“I suddenly realized that when I’m 85, I didn’t want to look back and say, ‘Wow, I didn’t do anything.’ “I wanted to leave a lasting positive mark.”

With a bachelor’s degree in computer science from VCU already in hand, Glass set his sights on a Ph.D. in biostatistics because of his love for computers and science. His first obstacle in achieving his goal became quite obvious as the application process began.

Ed Glass, PhD candidate

“Don’t ever handicap yourself by being afraid,” says Ed Glass, who should be awarded his Ph.D. in August.

“I’m not your typical Ph.D. candidate – far from it!” Glass said. “I imagine most professors were rightfully suspicious of this guy who just walked out of a tattoo shop and showed up saying, ‘Hey, this math stuff looks interesting.’ I was totally intimidated. But I’m not shy.”

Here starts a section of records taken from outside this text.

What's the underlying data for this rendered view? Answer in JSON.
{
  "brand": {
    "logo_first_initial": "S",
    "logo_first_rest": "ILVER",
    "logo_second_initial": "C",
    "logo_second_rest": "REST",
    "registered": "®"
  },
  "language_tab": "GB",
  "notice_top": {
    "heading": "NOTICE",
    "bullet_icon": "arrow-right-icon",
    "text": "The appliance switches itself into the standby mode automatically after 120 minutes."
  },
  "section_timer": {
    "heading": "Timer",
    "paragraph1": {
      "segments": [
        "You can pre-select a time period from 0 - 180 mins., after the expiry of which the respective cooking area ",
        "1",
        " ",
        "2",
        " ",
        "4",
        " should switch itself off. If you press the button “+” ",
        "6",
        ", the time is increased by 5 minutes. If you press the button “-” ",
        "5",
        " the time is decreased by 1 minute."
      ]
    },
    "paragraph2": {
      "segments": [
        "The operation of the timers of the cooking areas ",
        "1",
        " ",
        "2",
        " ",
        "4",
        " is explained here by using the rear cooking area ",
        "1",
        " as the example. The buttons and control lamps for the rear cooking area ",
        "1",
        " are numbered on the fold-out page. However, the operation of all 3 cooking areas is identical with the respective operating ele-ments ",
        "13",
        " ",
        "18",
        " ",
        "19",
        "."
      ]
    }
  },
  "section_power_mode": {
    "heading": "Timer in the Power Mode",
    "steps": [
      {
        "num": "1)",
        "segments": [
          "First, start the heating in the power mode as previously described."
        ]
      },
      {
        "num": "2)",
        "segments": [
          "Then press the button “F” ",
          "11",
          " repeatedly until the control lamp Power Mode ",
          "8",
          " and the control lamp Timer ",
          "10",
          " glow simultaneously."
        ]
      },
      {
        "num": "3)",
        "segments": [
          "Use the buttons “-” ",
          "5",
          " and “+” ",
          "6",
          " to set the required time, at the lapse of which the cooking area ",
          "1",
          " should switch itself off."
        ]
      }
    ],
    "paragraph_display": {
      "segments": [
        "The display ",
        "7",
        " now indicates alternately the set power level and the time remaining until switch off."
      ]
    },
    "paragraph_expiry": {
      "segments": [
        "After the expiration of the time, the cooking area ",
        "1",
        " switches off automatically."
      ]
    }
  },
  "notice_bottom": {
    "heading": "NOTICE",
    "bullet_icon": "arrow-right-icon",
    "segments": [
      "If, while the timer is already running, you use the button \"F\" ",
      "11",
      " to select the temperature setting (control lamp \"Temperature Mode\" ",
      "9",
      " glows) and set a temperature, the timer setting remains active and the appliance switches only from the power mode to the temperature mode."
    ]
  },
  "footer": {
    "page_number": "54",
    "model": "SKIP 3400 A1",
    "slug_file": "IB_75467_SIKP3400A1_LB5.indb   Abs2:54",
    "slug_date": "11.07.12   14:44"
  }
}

There was also the matter of Glass’ age. When he applied to the MCV Campus, he was in his mid-40s. That’s more in line with the age of a professor, not a student. But after reviewing strong recommendation letters and a passionate cover letter, the biostatistics program welcomed Glass with open arms.

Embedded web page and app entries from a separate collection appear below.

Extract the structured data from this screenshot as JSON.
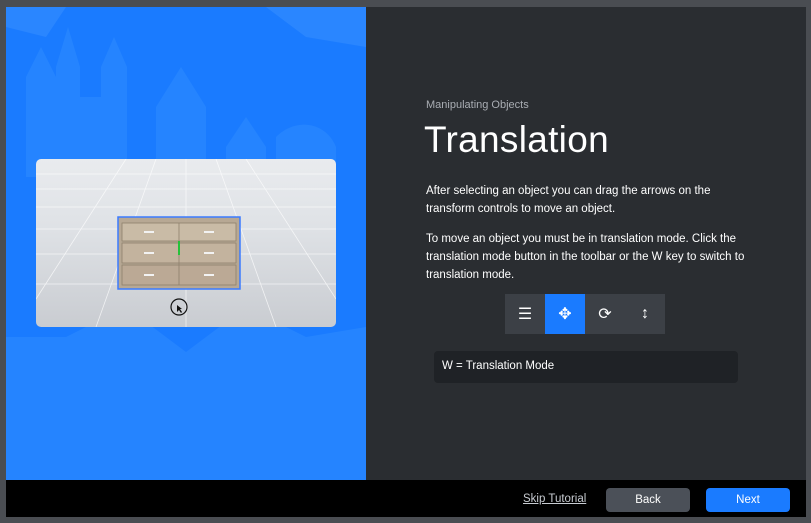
{
  "colors": {
    "accent": "#1a7bff",
    "panel_dark": "#2a2d31",
    "footer": "#000000",
    "back_button": "#4b5058"
  },
  "tutorial": {
    "section": "Manipulating Objects",
    "title": "Translation",
    "paragraph_1": "After selecting an object you can drag the arrows on the transform controls to move an object.",
    "paragraph_2": "To move an object you must be in translation mode. Click the translation mode button in the toolbar or the W key to switch to translation mode.",
    "key_hint": "W = Translation Mode"
  },
  "toolbar": {
    "items": [
      {
        "icon": "menu-icon",
        "glyph": "☰",
        "active": false
      },
      {
        "icon": "move-icon",
        "glyph": "✥",
        "active": true
      },
      {
        "icon": "rotate-icon",
        "glyph": "⟳",
        "active": false
      },
      {
        "icon": "scale-icon",
        "glyph": "↕",
        "active": false
      }
    ]
  },
  "footer": {
    "skip_label": "Skip Tutorial",
    "back_label": "Back",
    "next_label": "Next"
  }
}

“Ed is definitely a role model to others,” said Russell M. Boyle, M.A., assistant professor in the Department of Biostatistics. “People look at him and say, ‘he’s put in all this hard work, I can too.’ Ed is a wonderful contribution to the culture here.”

Still, Glass had no idea what to expect his first day of class in 2011.

“I’m not sure my classmates knew what to make of me,” he said. “I was surrounded by 20-somethings. But you know what? I never felt out of place. They made me feel right at home.”

That doesn’t mean it’s been easy. After the first two semesters, Glass and his classmates had to pass a qualifying exam that included both theory and applications. They took a comprehensive exam and completed their dissertation proposal in the following years.

Glass will defend his dissertation, which examines the variability of coefficient estimates when applying linear regression to biological data, at the end of July. He should be awarded his Ph.D. in August.

“It’s certainly been a challenge,” said Glass, now 51. “At this age, the brain starts to slow down. I have pulled all-nighters on more than one occasion. There’s definitely more recovery time, that’s for sure.”

After graduation, Glass hopes to work in research for a few years before teaching at the college level.

“I want to pass the baton to the next generation,” he said.

Glass grew up in Hampton and planned to work in the family surveying business. Being severely allergic to poison oak, however, did not bode well for his career as a surveyor. He then tried his hand at several jobs, including painting T-shirts at the mall.

In 1995, he attended the Richmond Tattoo Festival and found what he thought was his calling.

“I saw there the most beautiful artwork I had ever seen,” said Glass, who has about 10 tattoos. His favorite is the “feet of clay” lettering on his toes.

He got his tattoo license and began practicing in Richmond, but after a few years enrolled at VCU to study psychology. To meet core requirements, he had to take remedial algebra.

“I figured I was dumb at math,” he said. “But as I began to understand it, I really liked the stuff.”

He changed majors to computer science just as the industry was exploding. But by the time he graduated in 2001, the economy had weakened. He dusted off his portfolio and went back to tattooing.

Ten years later, he wanted more.

“Biostatistics is a marriage of my love for computers and science,” Glass said. “The work is so important. People who work in research and conduct clinical trials will one day find a cure for cancer and Alzheimer’s. These people are heroes, but rarely do you hear about them. Instead, we devote a full section of the newspaper to sports or entertainment. There’s something wrong with that.”

Glass hopes that as a teacher he can be a role model to others, sharing his passion for science and instilling a work ethic that knows no limits.

“I knew getting my Ph.D. wouldn’t be easy,” he said. “But nothing worthwhile is. If there’s something you want to do, don’t hesitate. Don’t ever handicap yourself by being afraid.”

By Janet Showalter